The decision to leave is thought to have been taken following the recent appointment of a new managing director, Deryk King, former head of ICI's polyester business. Mr Rennocks is understood to have stated his desire for a change having guided PowerGen through the early years in the private sector. But it is unclear where he intends to go. Mr Rennocks is on a two-year rolling contract at PowerGen, with a basic salary of pounds 175,000.

There is speculation in the City that Mr Rennocks has clashed in some way with Ed Wallis, the chief executive, who is moving into the chairman's role when Sir Colin Southgate leaves after the annual general meeting in July.

The upheavals at the company emerge at an extremely sensitive time. The MMC is due to report on the Midlands bid, and that of National Power for Southern Electric, by 22 March. A government response may not emerge until the end of April, which means that PowerGen must decide its next move just as the main architecht of the original bid prepares to take his leave.

The bids lapsed when Ian Lang, President of the Board of Trade, referred them to the MMC, saying each raised competition concerns in electricity generation and supply. The decision shocked the companies because it was in sharp contrast to his clearance of five earlier bids, including that for Manweb by Scottish Power, which is also a substantial generator.

PowerGen now faces a time of enormous change in the market, with further takeovers and mergers of regional firms expected and an anticipated consolidation of the industry. There is also the prospect of a Labour government with a stated intention of imposing a windfall tax on utilities. That aside, it is unclear what approach Labour will take to regulation of the electricity sector.

The company is losing market share in UK generation to nuclear power and independent gas-fired generators and is expanding overseas.

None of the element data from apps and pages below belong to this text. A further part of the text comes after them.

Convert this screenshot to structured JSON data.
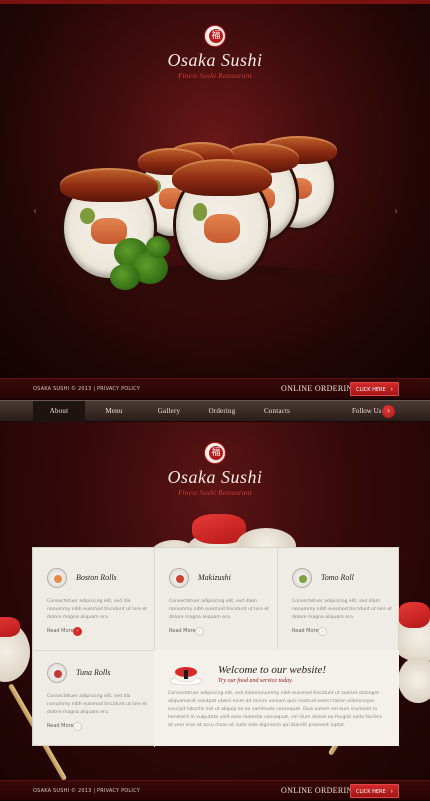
{
  "brand": {
    "name": "Osaka Sushi",
    "tagline": "Finest Sushi Restaurant",
    "mark": "福"
  },
  "hero": {
    "prev_arrow": "‹",
    "next_arrow": "›"
  },
  "footer_bar": {
    "copyright": "OSAKA SUSHI © 2013 | PRIVACY POLICY",
    "ordering_label": "ONLINE ORDERING",
    "button_label": "CLICK HERE",
    "button_chevron": "›"
  },
  "nav": {
    "items": [
      {
        "label": "About",
        "active": true
      },
      {
        "label": "Menu",
        "active": false
      },
      {
        "label": "Gallery",
        "active": false
      },
      {
        "label": "Ordering",
        "active": false
      },
      {
        "label": "Contacts",
        "active": false
      }
    ],
    "follow_label": "Follow Us",
    "follow_icon": "›"
  },
  "cards": [
    {
      "title": "Boston Rolls",
      "text": "Consectetuer adipiscing elit, sed dia nonummy nibh euismod tincidunt ut lore et dolore magna aliquam era.",
      "read_more": "Read More",
      "dot_color": "#d82828"
    },
    {
      "title": "Makizushi",
      "text": "Consectetuer adipiscing elit, sed diam nonummy nibh euismod tincidunt ut lore et dolore magna aliquam era.",
      "read_more": "Read More",
      "dot_color": "#ffffff"
    },
    {
      "title": "Tomo Roll",
      "text": "Consectetuer adipiscing elit, sed diam nonummy nibh euismod tincidunt ut lore et dolore magna aliquam era.",
      "read_more": "Read More",
      "dot_color": "#ffffff"
    },
    {
      "title": "Tuna Rolls",
      "text": "Consectetuer adipiscing elit, sed dia nonummy nibh euismod tincidunt ut lore et dolore magna aliquam era.",
      "read_more": "Read More",
      "dot_color": "#ffffff"
    }
  ],
  "welcome": {
    "title": "Welcome to our website!",
    "subtitle": "Try our food and service today.",
    "text": "Consectetuer adipiscing elit, sed diamnonummy nibh euismod tincidunt ut laoreet dolongre aliquamerat volutpat utwisi enim ad minim veniam quis nostrud exerci tation ullamcorper suscipit lobortis nisl ut aliquip ex ea commodo consequat. Duis autem vel eum iriureolor in hendrerit in vulputate velit esse molestie consequat, vel illum dolore eu feugiat nulla facilisis at vero eros et accu msan et iusto odio dignissim qui blandit praesent luptat."
  },
  "colors": {
    "accent_red": "#c41e1e",
    "dark_maroon": "#2a0606",
    "panel_bg": "#efece6"
  }
}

On Monday it announced the A$2.4bn acquisition with partners of a generating plant and coal mine in Australia. The company's own equity investment in Yallourn Energy is pounds 208m and gives it a 49 per cent stake.